BEGIN MATERIAL FOR THIS TASK
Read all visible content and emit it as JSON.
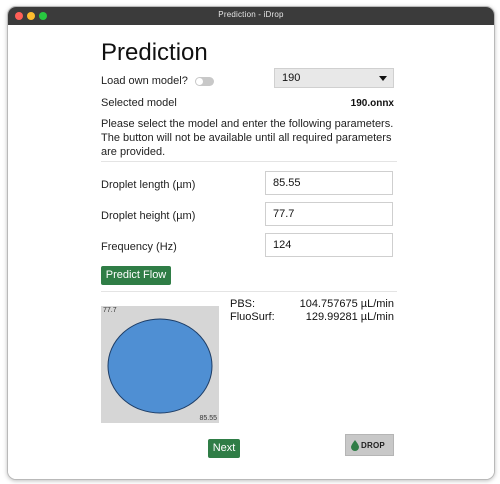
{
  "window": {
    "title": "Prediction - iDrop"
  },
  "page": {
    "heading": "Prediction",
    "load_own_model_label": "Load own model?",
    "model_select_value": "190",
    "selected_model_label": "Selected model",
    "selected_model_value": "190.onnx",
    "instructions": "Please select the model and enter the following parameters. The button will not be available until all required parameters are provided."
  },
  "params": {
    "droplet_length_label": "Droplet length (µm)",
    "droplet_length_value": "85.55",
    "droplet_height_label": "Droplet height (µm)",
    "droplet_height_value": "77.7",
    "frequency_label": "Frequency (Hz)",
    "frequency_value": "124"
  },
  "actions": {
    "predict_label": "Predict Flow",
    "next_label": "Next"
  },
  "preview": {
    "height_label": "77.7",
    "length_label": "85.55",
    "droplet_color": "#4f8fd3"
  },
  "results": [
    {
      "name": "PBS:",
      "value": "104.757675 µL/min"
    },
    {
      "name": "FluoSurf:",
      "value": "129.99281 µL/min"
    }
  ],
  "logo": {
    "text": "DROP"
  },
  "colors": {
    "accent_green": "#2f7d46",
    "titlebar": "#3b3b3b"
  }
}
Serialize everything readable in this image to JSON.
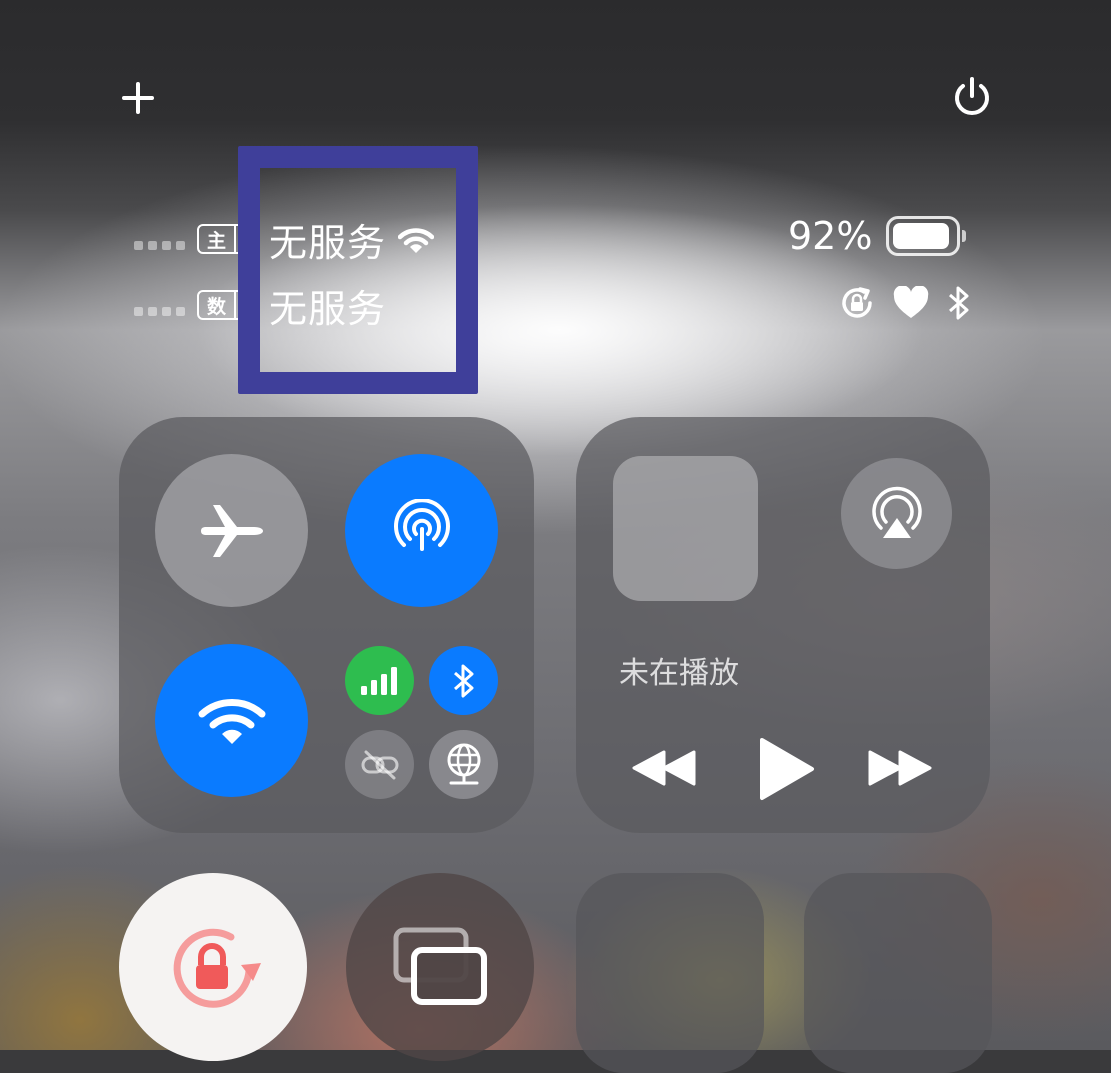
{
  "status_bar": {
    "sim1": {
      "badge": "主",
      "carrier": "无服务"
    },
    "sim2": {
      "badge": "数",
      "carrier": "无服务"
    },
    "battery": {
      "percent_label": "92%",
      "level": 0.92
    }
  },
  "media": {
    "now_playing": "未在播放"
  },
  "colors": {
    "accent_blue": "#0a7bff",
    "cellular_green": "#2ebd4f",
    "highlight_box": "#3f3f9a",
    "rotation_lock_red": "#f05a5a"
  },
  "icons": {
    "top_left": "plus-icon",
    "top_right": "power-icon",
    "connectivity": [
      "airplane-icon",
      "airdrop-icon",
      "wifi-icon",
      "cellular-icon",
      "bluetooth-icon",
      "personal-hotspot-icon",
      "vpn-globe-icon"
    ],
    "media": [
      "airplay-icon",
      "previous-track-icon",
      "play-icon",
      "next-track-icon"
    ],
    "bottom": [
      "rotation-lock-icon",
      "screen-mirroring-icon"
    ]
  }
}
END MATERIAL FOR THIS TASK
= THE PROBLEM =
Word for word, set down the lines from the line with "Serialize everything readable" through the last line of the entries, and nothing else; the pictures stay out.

= RESPONSE BELOW =
Serialize everything readable in this image to JSON.
{
  "status_bar": {
    "sim1": {
      "badge": "主",
      "carrier": "无服务"
    },
    "sim2": {
      "badge": "数",
      "carrier": "无服务"
    },
    "battery": {
      "percent_label": "92%",
      "level": 0.92
    }
  },
  "media": {
    "now_playing": "未在播放"
  },
  "colors": {
    "accent_blue": "#0a7bff",
    "cellular_green": "#2ebd4f",
    "highlight_box": "#3f3f9a",
    "rotation_lock_red": "#f05a5a"
  },
  "icons": {
    "top_left": "plus-icon",
    "top_right": "power-icon",
    "connectivity": [
      "airplane-icon",
      "airdrop-icon",
      "wifi-icon",
      "cellular-icon",
      "bluetooth-icon",
      "personal-hotspot-icon",
      "vpn-globe-icon"
    ],
    "media": [
      "airplay-icon",
      "previous-track-icon",
      "play-icon",
      "next-track-icon"
    ],
    "bottom": [
      "rotation-lock-icon",
      "screen-mirroring-icon"
    ]
  }
}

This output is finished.